RECORDS PROVIDED —
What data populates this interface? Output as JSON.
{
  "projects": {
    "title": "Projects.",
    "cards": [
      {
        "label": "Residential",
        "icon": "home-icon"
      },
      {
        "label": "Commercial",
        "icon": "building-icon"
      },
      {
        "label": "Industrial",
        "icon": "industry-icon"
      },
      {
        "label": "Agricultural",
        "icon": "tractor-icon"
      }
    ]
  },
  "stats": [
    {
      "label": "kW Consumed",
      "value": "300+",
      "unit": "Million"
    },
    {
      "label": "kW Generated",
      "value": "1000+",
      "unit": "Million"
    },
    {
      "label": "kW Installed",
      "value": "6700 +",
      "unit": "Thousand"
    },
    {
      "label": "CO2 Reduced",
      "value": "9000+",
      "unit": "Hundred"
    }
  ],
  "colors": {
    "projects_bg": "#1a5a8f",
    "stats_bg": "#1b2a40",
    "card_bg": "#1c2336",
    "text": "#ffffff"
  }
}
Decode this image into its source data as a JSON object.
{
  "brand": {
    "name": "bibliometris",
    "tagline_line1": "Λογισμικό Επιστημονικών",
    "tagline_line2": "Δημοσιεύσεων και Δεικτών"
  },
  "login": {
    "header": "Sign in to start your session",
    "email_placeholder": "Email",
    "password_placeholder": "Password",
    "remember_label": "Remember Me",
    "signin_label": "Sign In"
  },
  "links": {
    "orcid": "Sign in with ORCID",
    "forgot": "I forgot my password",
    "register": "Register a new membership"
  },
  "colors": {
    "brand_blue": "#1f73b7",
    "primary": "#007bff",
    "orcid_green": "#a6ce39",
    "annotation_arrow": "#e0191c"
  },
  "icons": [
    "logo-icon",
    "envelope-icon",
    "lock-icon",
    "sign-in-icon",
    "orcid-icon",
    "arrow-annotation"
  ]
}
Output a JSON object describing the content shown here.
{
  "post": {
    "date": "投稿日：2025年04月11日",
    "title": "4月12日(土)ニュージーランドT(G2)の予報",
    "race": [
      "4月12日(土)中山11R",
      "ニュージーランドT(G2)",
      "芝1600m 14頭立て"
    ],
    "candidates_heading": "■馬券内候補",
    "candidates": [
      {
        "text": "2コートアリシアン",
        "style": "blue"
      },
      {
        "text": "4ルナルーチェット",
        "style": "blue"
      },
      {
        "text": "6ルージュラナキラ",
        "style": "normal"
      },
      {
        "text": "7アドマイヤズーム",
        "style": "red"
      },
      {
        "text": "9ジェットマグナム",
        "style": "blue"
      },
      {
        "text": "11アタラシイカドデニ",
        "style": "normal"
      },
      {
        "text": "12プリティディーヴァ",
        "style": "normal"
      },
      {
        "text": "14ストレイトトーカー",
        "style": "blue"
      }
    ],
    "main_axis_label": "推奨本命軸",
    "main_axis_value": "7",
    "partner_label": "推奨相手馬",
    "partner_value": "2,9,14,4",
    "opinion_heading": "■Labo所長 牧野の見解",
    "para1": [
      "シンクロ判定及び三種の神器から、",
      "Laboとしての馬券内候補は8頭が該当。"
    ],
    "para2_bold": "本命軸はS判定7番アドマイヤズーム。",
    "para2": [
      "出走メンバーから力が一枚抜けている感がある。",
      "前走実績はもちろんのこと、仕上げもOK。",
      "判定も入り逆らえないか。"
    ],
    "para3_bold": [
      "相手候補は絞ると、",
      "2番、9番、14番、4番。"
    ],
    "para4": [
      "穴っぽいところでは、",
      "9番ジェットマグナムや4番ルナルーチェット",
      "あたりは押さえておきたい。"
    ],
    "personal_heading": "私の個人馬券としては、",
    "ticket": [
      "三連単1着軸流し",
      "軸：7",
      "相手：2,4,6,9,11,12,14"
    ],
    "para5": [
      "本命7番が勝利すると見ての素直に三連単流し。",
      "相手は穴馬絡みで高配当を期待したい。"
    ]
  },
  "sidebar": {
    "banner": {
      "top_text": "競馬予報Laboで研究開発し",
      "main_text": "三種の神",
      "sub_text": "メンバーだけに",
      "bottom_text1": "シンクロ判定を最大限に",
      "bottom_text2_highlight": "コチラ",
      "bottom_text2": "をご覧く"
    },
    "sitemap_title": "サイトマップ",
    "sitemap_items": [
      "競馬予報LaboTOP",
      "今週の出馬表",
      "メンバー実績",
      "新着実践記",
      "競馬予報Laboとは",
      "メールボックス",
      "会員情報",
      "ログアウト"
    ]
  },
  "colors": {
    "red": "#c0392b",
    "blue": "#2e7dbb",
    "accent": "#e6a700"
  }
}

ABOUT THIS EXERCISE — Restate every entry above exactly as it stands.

RESULT OF THE TASK —
What data populates this interface? Output as JSON.
{
  "projects": {
    "title": "Projects.",
    "cards": [
      {
        "label": "Residential",
        "icon": "home-icon"
      },
      {
        "label": "Commercial",
        "icon": "building-icon"
      },
      {
        "label": "Industrial",
        "icon": "industry-icon"
      },
      {
        "label": "Agricultural",
        "icon": "tractor-icon"
      }
    ]
  },
  "stats": [
    {
      "label": "kW Consumed",
      "value": "300+",
      "unit": "Million"
    },
    {
      "label": "kW Generated",
      "value": "1000+",
      "unit": "Million"
    },
    {
      "label": "kW Installed",
      "value": "6700 +",
      "unit": "Thousand"
    },
    {
      "label": "CO2 Reduced",
      "value": "9000+",
      "unit": "Hundred"
    }
  ],
  "colors": {
    "projects_bg": "#1a5a8f",
    "stats_bg": "#1b2a40",
    "card_bg": "#1c2336",
    "text": "#ffffff"
  }
}
Decode this image into its source data as a JSON object.
{
  "brand": {
    "name": "bibliometris",
    "tagline_line1": "Λογισμικό Επιστημονικών",
    "tagline_line2": "Δημοσιεύσεων και Δεικτών"
  },
  "login": {
    "header": "Sign in to start your session",
    "email_placeholder": "Email",
    "password_placeholder": "Password",
    "remember_label": "Remember Me",
    "signin_label": "Sign In"
  },
  "links": {
    "orcid": "Sign in with ORCID",
    "forgot": "I forgot my password",
    "register": "Register a new membership"
  },
  "colors": {
    "brand_blue": "#1f73b7",
    "primary": "#007bff",
    "orcid_green": "#a6ce39",
    "annotation_arrow": "#e0191c"
  },
  "icons": [
    "logo-icon",
    "envelope-icon",
    "lock-icon",
    "sign-in-icon",
    "orcid-icon",
    "arrow-annotation"
  ]
}
Output a JSON object describing the content shown here.
{
  "post": {
    "date": "投稿日：2025年04月11日",
    "title": "4月12日(土)ニュージーランドT(G2)の予報",
    "race": [
      "4月12日(土)中山11R",
      "ニュージーランドT(G2)",
      "芝1600m 14頭立て"
    ],
    "candidates_heading": "■馬券内候補",
    "candidates": [
      {
        "text": "2コートアリシアン",
        "style": "blue"
      },
      {
        "text": "4ルナルーチェット",
        "style": "blue"
      },
      {
        "text": "6ルージュラナキラ",
        "style": "normal"
      },
      {
        "text": "7アドマイヤズーム",
        "style": "red"
      },
      {
        "text": "9ジェットマグナム",
        "style": "blue"
      },
      {
        "text": "11アタラシイカドデニ",
        "style": "normal"
      },
      {
        "text": "12プリティディーヴァ",
        "style": "normal"
      },
      {
        "text": "14ストレイトトーカー",
        "style": "blue"
      }
    ],
    "main_axis_label": "推奨本命軸",
    "main_axis_value": "7",
    "partner_label": "推奨相手馬",
    "partner_value": "2,9,14,4",
    "opinion_heading": "■Labo所長 牧野の見解",
    "para1": [
      "シンクロ判定及び三種の神器から、",
      "Laboとしての馬券内候補は8頭が該当。"
    ],
    "para2_bold": "本命軸はS判定7番アドマイヤズーム。",
    "para2": [
      "出走メンバーから力が一枚抜けている感がある。",
      "前走実績はもちろんのこと、仕上げもOK。",
      "判定も入り逆らえないか。"
    ],
    "para3_bold": [
      "相手候補は絞ると、",
      "2番、9番、14番、4番。"
    ],
    "para4": [
      "穴っぽいところでは、",
      "9番ジェットマグナムや4番ルナルーチェット",
      "あたりは押さえておきたい。"
    ],
    "personal_heading": "私の個人馬券としては、",
    "ticket": [
      "三連単1着軸流し",
      "軸：7",
      "相手：2,4,6,9,11,12,14"
    ],
    "para5": [
      "本命7番が勝利すると見ての素直に三連単流し。",
      "相手は穴馬絡みで高配当を期待したい。"
    ]
  },
  "sidebar": {
    "banner": {
      "top_text": "競馬予報Laboで研究開発し",
      "main_text": "三種の神",
      "sub_text": "メンバーだけに",
      "bottom_text1": "シンクロ判定を最大限に",
      "bottom_text2_highlight": "コチラ",
      "bottom_text2": "をご覧く"
    },
    "sitemap_title": "サイトマップ",
    "sitemap_items": [
      "競馬予報LaboTOP",
      "今週の出馬表",
      "メンバー実績",
      "新着実践記",
      "競馬予報Laboとは",
      "メールボックス",
      "会員情報",
      "ログアウト"
    ]
  },
  "colors": {
    "red": "#c0392b",
    "blue": "#2e7dbb",
    "accent": "#e6a700"
  }
}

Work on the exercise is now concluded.